At the final finishing of the shoes, greater care must be exercised than in the preliminary stages, and so in order to positively prevent the racks from jumping from the frame, as from rough places in the floor over which the structure is pushed, one end of certain of the separators is provided with a reduced extension 17 that is designed to fit beneath the rails 11 when the felt or cloth-covered sides of the rack are uppermost.
Of course, as will be understood, up to the time when the final finishing of the shoe is to take place, the racks will be arranged as shown in Fig. 1, that is to say with the sepa- "ators uppermost, but after the soles of the shoes have been polished then the racks will be transposed to bring the felt or protected sides upward, as shown at the upper portion of Fig. 2.

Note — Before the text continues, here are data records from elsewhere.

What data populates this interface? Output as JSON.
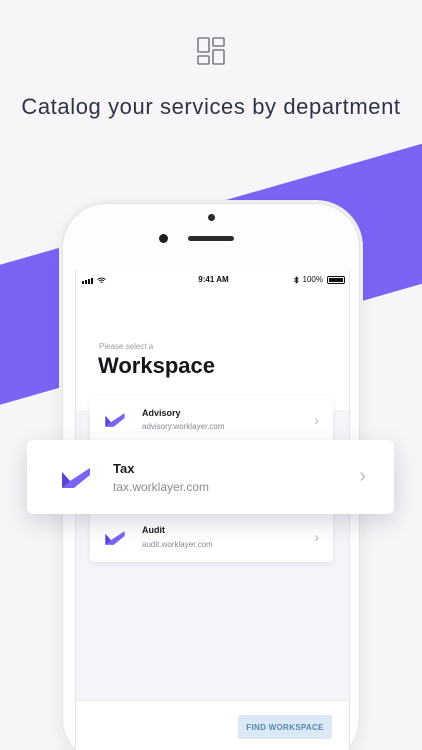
{
  "headline": "Catalog your services by department",
  "icons": {
    "top": "dashboard-layout-icon",
    "logo": "worklayer-logo-icon",
    "chevron": "chevron-right-icon"
  },
  "colors": {
    "brand": "#7a64f5",
    "button_bg": "#dbe9f6",
    "button_text": "#5a86b5"
  },
  "status_bar": {
    "time": "9:41 AM",
    "battery": "100%"
  },
  "screen": {
    "subtitle": "Please select a",
    "title": "Workspace"
  },
  "workspaces": [
    {
      "name": "Advisory",
      "url": "advisory.worklayer.com"
    },
    {
      "name": "Tax",
      "url": "tax.worklayer.com"
    },
    {
      "name": "Audit",
      "url": "audit.worklayer.com"
    }
  ],
  "find_button": "FIND WORKSPACE"
}
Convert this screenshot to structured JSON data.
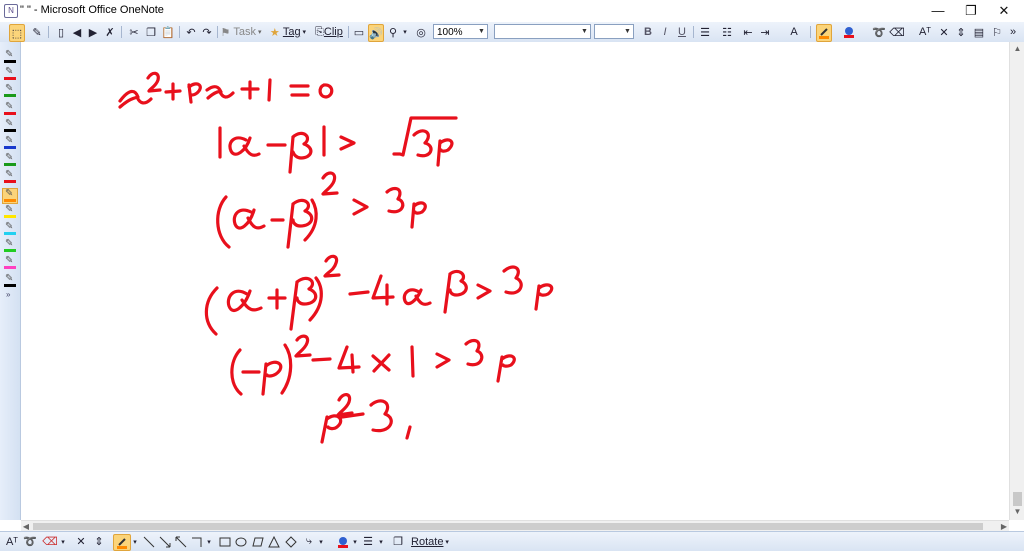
{
  "window": {
    "title": "\" \" - Microsoft Office OneNote",
    "minimize": "—",
    "restore": "❐",
    "close": "✕"
  },
  "toolbar": {
    "task_label": "Task",
    "tag_label": "Tag",
    "clip_label": "Clip",
    "zoom_value": "100%",
    "font_value": "",
    "size_value": "",
    "bold": "B",
    "italic": "I",
    "underline": "U",
    "pen_color": "#ff8a00",
    "highlight_color": "#e8101c"
  },
  "pens": [
    {
      "color": "#000000"
    },
    {
      "color": "#e8101c"
    },
    {
      "color": "#1a9a1a"
    },
    {
      "color": "#e8101c"
    },
    {
      "color": "#000000"
    },
    {
      "color": "#1a3acc"
    },
    {
      "color": "#1a9a1a"
    },
    {
      "color": "#e8101c"
    },
    {
      "color": "#ff8a00",
      "selected": true
    },
    {
      "color": "#ffe600"
    },
    {
      "color": "#22d0f0"
    },
    {
      "color": "#22cc22"
    },
    {
      "color": "#ff40c0"
    },
    {
      "color": "#000000"
    }
  ],
  "bottom_toolbar": {
    "rotate_label": "Rotate"
  },
  "ink_color": "#e8101c"
}
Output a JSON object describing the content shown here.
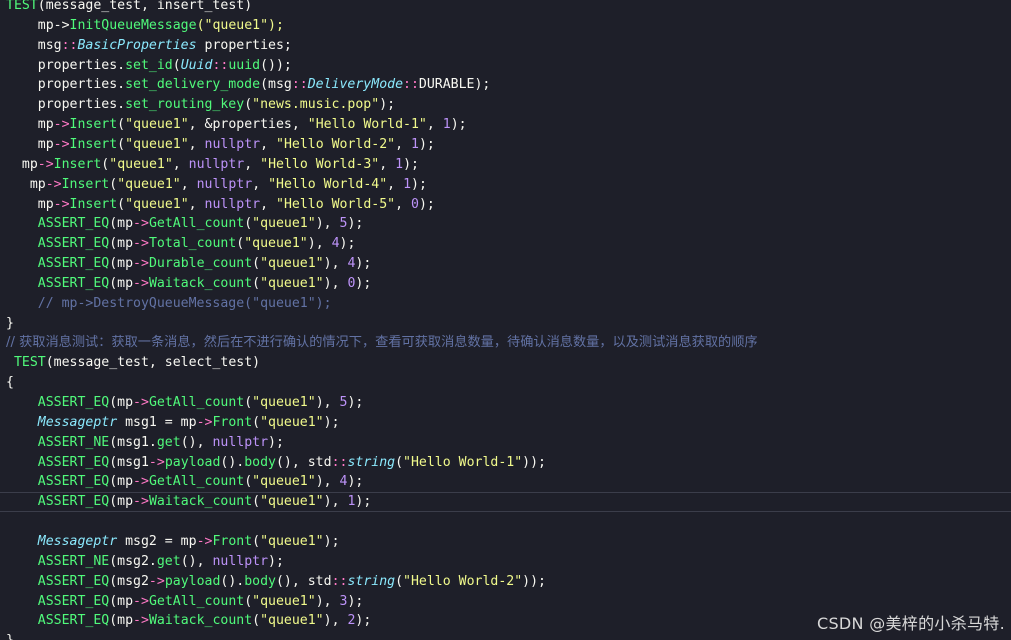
{
  "editor": {
    "lines": [
      [
        [
          "TEST",
          "func"
        ],
        [
          "(message_test, insert_test)",
          "plain"
        ]
      ],
      [
        [
          "    mp->",
          "plain"
        ],
        [
          "InitQueueMessage",
          "func"
        ],
        [
          "(\"queue1\");",
          "string"
        ]
      ],
      [
        [
          "    msg",
          "plain"
        ],
        [
          "::",
          "op"
        ],
        [
          "BasicProperties",
          "type"
        ],
        [
          " properties;",
          "plain"
        ]
      ],
      [
        [
          "    properties.",
          "plain"
        ],
        [
          "set_id",
          "func"
        ],
        [
          "(",
          "punct"
        ],
        [
          "Uuid",
          "type"
        ],
        [
          "::",
          "op"
        ],
        [
          "uuid",
          "func"
        ],
        [
          "());",
          "punct"
        ]
      ],
      [
        [
          "    properties.",
          "plain"
        ],
        [
          "set_delivery_mode",
          "func"
        ],
        [
          "(msg",
          "plain"
        ],
        [
          "::",
          "op"
        ],
        [
          "DeliveryMode",
          "type"
        ],
        [
          "::",
          "op"
        ],
        [
          "DURABLE",
          "plain"
        ],
        [
          ");",
          "punct"
        ]
      ],
      [
        [
          "    properties.",
          "plain"
        ],
        [
          "set_routing_key",
          "func"
        ],
        [
          "(",
          "punct"
        ],
        [
          "\"news.music.pop\"",
          "string"
        ],
        [
          ");",
          "punct"
        ]
      ],
      [
        [
          "    mp",
          "plain"
        ],
        [
          "->",
          "op"
        ],
        [
          "Insert",
          "func"
        ],
        [
          "(",
          "punct"
        ],
        [
          "\"queue1\"",
          "string"
        ],
        [
          ", &properties, ",
          "plain"
        ],
        [
          "\"Hello World-1\"",
          "string"
        ],
        [
          ", ",
          "plain"
        ],
        [
          "1",
          "number"
        ],
        [
          ");",
          "punct"
        ]
      ],
      [
        [
          "    mp",
          "plain"
        ],
        [
          "->",
          "op"
        ],
        [
          "Insert",
          "func"
        ],
        [
          "(",
          "punct"
        ],
        [
          "\"queue1\"",
          "string"
        ],
        [
          ", ",
          "plain"
        ],
        [
          "nullptr",
          "const"
        ],
        [
          ", ",
          "plain"
        ],
        [
          "\"Hello World-2\"",
          "string"
        ],
        [
          ", ",
          "plain"
        ],
        [
          "1",
          "number"
        ],
        [
          ");",
          "punct"
        ]
      ],
      [
        [
          "  mp",
          "plain"
        ],
        [
          "->",
          "op"
        ],
        [
          "Insert",
          "func"
        ],
        [
          "(",
          "punct"
        ],
        [
          "\"queue1\"",
          "string"
        ],
        [
          ", ",
          "plain"
        ],
        [
          "nullptr",
          "const"
        ],
        [
          ", ",
          "plain"
        ],
        [
          "\"Hello World-3\"",
          "string"
        ],
        [
          ", ",
          "plain"
        ],
        [
          "1",
          "number"
        ],
        [
          ");",
          "punct"
        ]
      ],
      [
        [
          "   mp",
          "plain"
        ],
        [
          "->",
          "op"
        ],
        [
          "Insert",
          "func"
        ],
        [
          "(",
          "punct"
        ],
        [
          "\"queue1\"",
          "string"
        ],
        [
          ", ",
          "plain"
        ],
        [
          "nullptr",
          "const"
        ],
        [
          ", ",
          "plain"
        ],
        [
          "\"Hello World-4\"",
          "string"
        ],
        [
          ", ",
          "plain"
        ],
        [
          "1",
          "number"
        ],
        [
          ");",
          "punct"
        ]
      ],
      [
        [
          "    mp",
          "plain"
        ],
        [
          "->",
          "op"
        ],
        [
          "Insert",
          "func"
        ],
        [
          "(",
          "punct"
        ],
        [
          "\"queue1\"",
          "string"
        ],
        [
          ", ",
          "plain"
        ],
        [
          "nullptr",
          "const"
        ],
        [
          ", ",
          "plain"
        ],
        [
          "\"Hello World-5\"",
          "string"
        ],
        [
          ", ",
          "plain"
        ],
        [
          "0",
          "number"
        ],
        [
          ");",
          "punct"
        ]
      ],
      [
        [
          "    ASSERT_EQ",
          "func"
        ],
        [
          "(mp",
          "plain"
        ],
        [
          "->",
          "op"
        ],
        [
          "GetAll_count",
          "func"
        ],
        [
          "(",
          "punct"
        ],
        [
          "\"queue1\"",
          "string"
        ],
        [
          "), ",
          "punct"
        ],
        [
          "5",
          "number"
        ],
        [
          ");",
          "punct"
        ]
      ],
      [
        [
          "    ASSERT_EQ",
          "func"
        ],
        [
          "(mp",
          "plain"
        ],
        [
          "->",
          "op"
        ],
        [
          "Total_count",
          "func"
        ],
        [
          "(",
          "punct"
        ],
        [
          "\"queue1\"",
          "string"
        ],
        [
          "), ",
          "punct"
        ],
        [
          "4",
          "number"
        ],
        [
          ");",
          "punct"
        ]
      ],
      [
        [
          "    ASSERT_EQ",
          "func"
        ],
        [
          "(mp",
          "plain"
        ],
        [
          "->",
          "op"
        ],
        [
          "Durable_count",
          "func"
        ],
        [
          "(",
          "punct"
        ],
        [
          "\"queue1\"",
          "string"
        ],
        [
          "), ",
          "punct"
        ],
        [
          "4",
          "number"
        ],
        [
          ");",
          "punct"
        ]
      ],
      [
        [
          "    ASSERT_EQ",
          "func"
        ],
        [
          "(mp",
          "plain"
        ],
        [
          "->",
          "op"
        ],
        [
          "Waitack_count",
          "func"
        ],
        [
          "(",
          "punct"
        ],
        [
          "\"queue1\"",
          "string"
        ],
        [
          "), ",
          "punct"
        ],
        [
          "0",
          "number"
        ],
        [
          ");",
          "punct"
        ]
      ],
      [
        [
          "    // mp->DestroyQueueMessage(\"queue1\");",
          "comment"
        ]
      ],
      [
        [
          "}",
          "punct"
        ]
      ],
      [
        [
          "// 获取消息测试：获取一条消息，然后在不进行确认的情况下，查看可获取消息数量，待确认消息数量，以及测试消息获取的顺序",
          "cn-comment"
        ]
      ],
      [
        [
          " TEST",
          "func"
        ],
        [
          "(message_test, select_test)",
          "plain"
        ]
      ],
      [
        [
          "{",
          "punct"
        ]
      ],
      [
        [
          "    ASSERT_EQ",
          "func"
        ],
        [
          "(mp",
          "plain"
        ],
        [
          "->",
          "op"
        ],
        [
          "GetAll_count",
          "func"
        ],
        [
          "(",
          "punct"
        ],
        [
          "\"queue1\"",
          "string"
        ],
        [
          "), ",
          "punct"
        ],
        [
          "5",
          "number"
        ],
        [
          ");",
          "punct"
        ]
      ],
      [
        [
          "    Messageptr",
          "type"
        ],
        [
          " msg1 = mp",
          "plain"
        ],
        [
          "->",
          "op"
        ],
        [
          "Front",
          "func"
        ],
        [
          "(",
          "punct"
        ],
        [
          "\"queue1\"",
          "string"
        ],
        [
          ");",
          "punct"
        ]
      ],
      [
        [
          "    ASSERT_NE",
          "func"
        ],
        [
          "(msg1.",
          "plain"
        ],
        [
          "get",
          "func"
        ],
        [
          "(), ",
          "punct"
        ],
        [
          "nullptr",
          "const"
        ],
        [
          ");",
          "punct"
        ]
      ],
      [
        [
          "    ASSERT_EQ",
          "func"
        ],
        [
          "(msg1",
          "plain"
        ],
        [
          "->",
          "op"
        ],
        [
          "payload",
          "func"
        ],
        [
          "().",
          "punct"
        ],
        [
          "body",
          "func"
        ],
        [
          "(), std",
          "punct"
        ],
        [
          "::",
          "op"
        ],
        [
          "string",
          "type"
        ],
        [
          "(",
          "punct"
        ],
        [
          "\"Hello World-1\"",
          "string"
        ],
        [
          "));",
          "punct"
        ]
      ],
      [
        [
          "    ASSERT_EQ",
          "func"
        ],
        [
          "(mp",
          "plain"
        ],
        [
          "->",
          "op"
        ],
        [
          "GetAll_count",
          "func"
        ],
        [
          "(",
          "punct"
        ],
        [
          "\"queue1\"",
          "string"
        ],
        [
          "), ",
          "punct"
        ],
        [
          "4",
          "number"
        ],
        [
          ");",
          "punct"
        ]
      ],
      [
        [
          "    ASSERT_EQ",
          "func"
        ],
        [
          "(mp",
          "plain"
        ],
        [
          "->",
          "op"
        ],
        [
          "Waitack_count",
          "func"
        ],
        [
          "(",
          "punct"
        ],
        [
          "\"queue1\"",
          "string"
        ],
        [
          "), ",
          "punct"
        ],
        [
          "1",
          "number"
        ],
        [
          ");",
          "punct"
        ]
      ],
      [
        [
          "",
          "plain"
        ]
      ],
      [
        [
          "    Messageptr",
          "type"
        ],
        [
          " msg2 = mp",
          "plain"
        ],
        [
          "->",
          "op"
        ],
        [
          "Front",
          "func"
        ],
        [
          "(",
          "punct"
        ],
        [
          "\"queue1\"",
          "string"
        ],
        [
          ");",
          "punct"
        ]
      ],
      [
        [
          "    ASSERT_NE",
          "func"
        ],
        [
          "(msg2.",
          "plain"
        ],
        [
          "get",
          "func"
        ],
        [
          "(), ",
          "punct"
        ],
        [
          "nullptr",
          "const"
        ],
        [
          ");",
          "punct"
        ]
      ],
      [
        [
          "    ASSERT_EQ",
          "func"
        ],
        [
          "(msg2",
          "plain"
        ],
        [
          "->",
          "op"
        ],
        [
          "payload",
          "func"
        ],
        [
          "().",
          "punct"
        ],
        [
          "body",
          "func"
        ],
        [
          "(), std",
          "punct"
        ],
        [
          "::",
          "op"
        ],
        [
          "string",
          "type"
        ],
        [
          "(",
          "punct"
        ],
        [
          "\"Hello World-2\"",
          "string"
        ],
        [
          "));",
          "punct"
        ]
      ],
      [
        [
          "    ASSERT_EQ",
          "func"
        ],
        [
          "(mp",
          "plain"
        ],
        [
          "->",
          "op"
        ],
        [
          "GetAll_count",
          "func"
        ],
        [
          "(",
          "punct"
        ],
        [
          "\"queue1\"",
          "string"
        ],
        [
          "), ",
          "punct"
        ],
        [
          "3",
          "number"
        ],
        [
          ");",
          "punct"
        ]
      ],
      [
        [
          "    ASSERT_EQ",
          "func"
        ],
        [
          "(mp",
          "plain"
        ],
        [
          "->",
          "op"
        ],
        [
          "Waitack_count",
          "func"
        ],
        [
          "(",
          "punct"
        ],
        [
          "\"queue1\"",
          "string"
        ],
        [
          "), ",
          "punct"
        ],
        [
          "2",
          "number"
        ],
        [
          ");",
          "punct"
        ]
      ],
      [
        [
          "}",
          "punct"
        ]
      ]
    ],
    "current_line_index": 25
  },
  "watermark": "CSDN @美梓的小杀马特."
}
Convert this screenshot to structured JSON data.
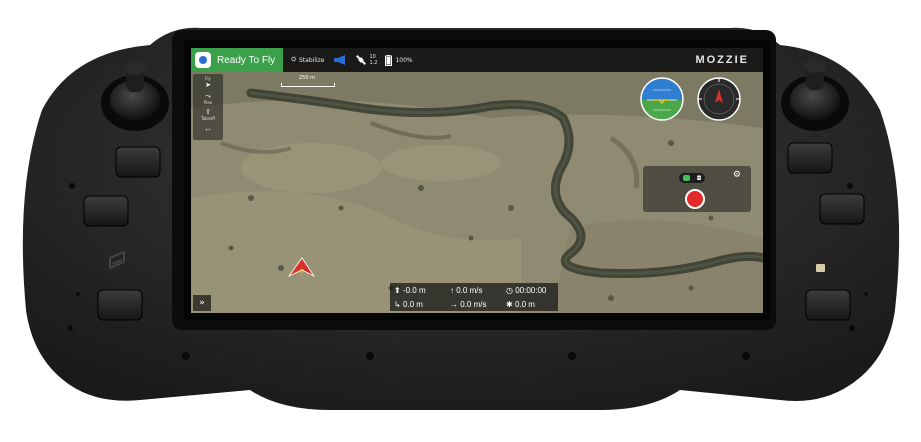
{
  "status": {
    "label": "Ready To Fly",
    "color": "#3aa04a"
  },
  "topbar": {
    "mode": "Stabilize",
    "gps_count": "10",
    "gps_hdop": "1.2",
    "battery": "100%",
    "brand": "MOZZIE"
  },
  "toolstrip": [
    {
      "label": "Fly",
      "icon": "send-icon"
    },
    {
      "label": "Plan",
      "icon": "route-icon"
    },
    {
      "label": "Takeoff",
      "icon": "takeoff-icon"
    },
    {
      "label": "",
      "icon": "return-icon"
    }
  ],
  "map": {
    "scale_label": "250 m"
  },
  "telemetry": {
    "altitude": "-0.0 m",
    "vertical_speed": "0.0 m/s",
    "flight_time": "00:00:00",
    "distance": "0.0 m",
    "horizontal_speed": "0.0 m/s",
    "distance_home": "0.0 m"
  },
  "expand_label": "»",
  "colors": {
    "accent": "#3aa04a",
    "record": "#e32a2a",
    "vehicle": "#d6322a",
    "horizon_sky": "#2f7fd0",
    "horizon_ground": "#4aa84a"
  }
}
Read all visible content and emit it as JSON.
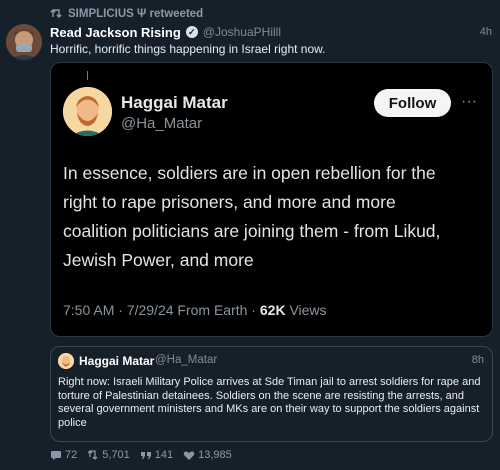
{
  "retweet": {
    "text": "SIMPLICIUS Ψ retweeted"
  },
  "tweet": {
    "name": "Read Jackson Rising",
    "handle": "@JoshuaPHilll",
    "time": "4h",
    "text": "Horrific, horrific things happening in Israel right now."
  },
  "embedded": {
    "name": "Haggai Matar",
    "handle": "@Ha_Matar",
    "follow_label": "Follow",
    "more": "···",
    "lines": [
      "In essence, soldiers are in open rebellion for the",
      "right to rape prisoners, and more and more",
      "coalition politicians are joining them - from Likud,",
      "Jewish Power, and more"
    ],
    "meta_prefix": "7:50 AM · 7/29/24 From Earth · ",
    "views_count": "62K",
    "views_label": " Views"
  },
  "quote": {
    "name": "Haggai Matar",
    "handle": "@Ha_Matar",
    "time": "8h",
    "text": "Right now: Israeli Military Police arrives at Sde Timan jail to arrest soldiers for rape and torture of Palestinian detainees. Soldiers on the scene are resisting the arrests, and several government ministers and MKs are on their way to support the soldiers against police"
  },
  "actions": {
    "replies": "72",
    "retweets": "5,701",
    "quotes": "141",
    "likes": "13,985"
  },
  "colors": {
    "background": "#16202b",
    "muted": "#8b99a6",
    "follow_bg": "#f5f5f5"
  }
}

The improvements herein defined while simple in character, will be found thoroughly efficient for the purposes designed and will result in the presentation of a durable, and thoroughly practicable form of shoe rack.
I claim 1. An article of the class described comprising a wheeled frame, rails supported thereby, those at one side of the frame being of greater height than those of the other to provide shoe stops, inclined bars secured to the rails, and racks reversibly supported by the bars, said racks consisting of a plurality of longitudinal supports, one side of each of which is protected, and spaced separators carried by the other side of the support, one end of certain of the separators being provided with a reduced extension to engage with the under side of certain of the rails.
2. A rack comprising a portable frame, rails carried thereby, those rails at one side of the frame being of greater height than the corresponding ones at the other side and constituting stops, inclined bars secured to the rails, and racks removably mounted on the bars, each rack being inclined clownwardly toward the bottom portion of one of the stop rails, and comprising spaced longitudinal supports, a soft protecting material upon one face of the supports of each rack, and spaced parallel separators rigidly connecting the supports and extending from the other facethereof, certain of said separators having reduced end extensions to engage with the under side of one of the side rails.
A rack comprising a supporting frame including pairs of side rails, those rails at one side being higher than the corresponding rails at the other side and constituting stops,
inclined bars connected with said rails, and racks reversibly supported by the bars and inclined downwardly toward the lower edge portions of the adjacent stop bars.
In testimony that I claim the foregoing as my own, I have hereto afliXed my signature in the presence of two witnesses.
itnesses J 011x B. VVILBOR,
H. G. MILLER.